Copy every entry exactly, but skip the pictures.

Component data from apps and pages:

=== Section Start ===

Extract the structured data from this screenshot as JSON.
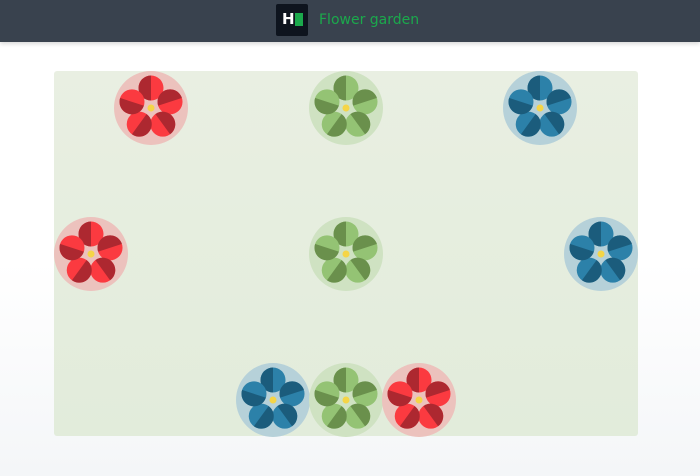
{
  "header": {
    "logo_letter": "H",
    "title": "Flower garden"
  },
  "colors": {
    "header_bg": "#39424e",
    "brand_green": "#1ba94c",
    "garden_bg": "#e6eddf",
    "center": "#f5d547"
  },
  "palettes": {
    "red": {
      "halo": "#ecc2bd",
      "light": "#fb3a40",
      "dark": "#ad2830"
    },
    "green": {
      "halo": "#cfe2c2",
      "light": "#94c374",
      "dark": "#6a904c"
    },
    "blue": {
      "halo": "#b6d1d9",
      "light": "#2c81a9",
      "dark": "#1b5c7c"
    }
  },
  "garden": {
    "flowers": [
      {
        "color": "red"
      },
      {
        "color": "green"
      },
      {
        "color": "blue"
      },
      {
        "color": "red"
      },
      {
        "color": "green"
      },
      {
        "color": "blue"
      },
      {
        "color": "blue"
      },
      {
        "color": "green"
      },
      {
        "color": "red"
      }
    ]
  }
}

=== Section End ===

Output below:
Extract the structured data from this screenshot as JSON.
{
  "header": {
    "logo_letter": "H",
    "title": "Flower garden"
  },
  "colors": {
    "header_bg": "#39424e",
    "brand_green": "#1ba94c",
    "garden_bg": "#e6eddf",
    "center": "#f5d547"
  },
  "palettes": {
    "red": {
      "halo": "#ecc2bd",
      "light": "#fb3a40",
      "dark": "#ad2830"
    },
    "green": {
      "halo": "#cfe2c2",
      "light": "#94c374",
      "dark": "#6a904c"
    },
    "blue": {
      "halo": "#b6d1d9",
      "light": "#2c81a9",
      "dark": "#1b5c7c"
    }
  },
  "garden": {
    "flowers": [
      {
        "color": "red"
      },
      {
        "color": "green"
      },
      {
        "color": "blue"
      },
      {
        "color": "red"
      },
      {
        "color": "green"
      },
      {
        "color": "blue"
      },
      {
        "color": "blue"
      },
      {
        "color": "green"
      },
      {
        "color": "red"
      }
    ]
  }
}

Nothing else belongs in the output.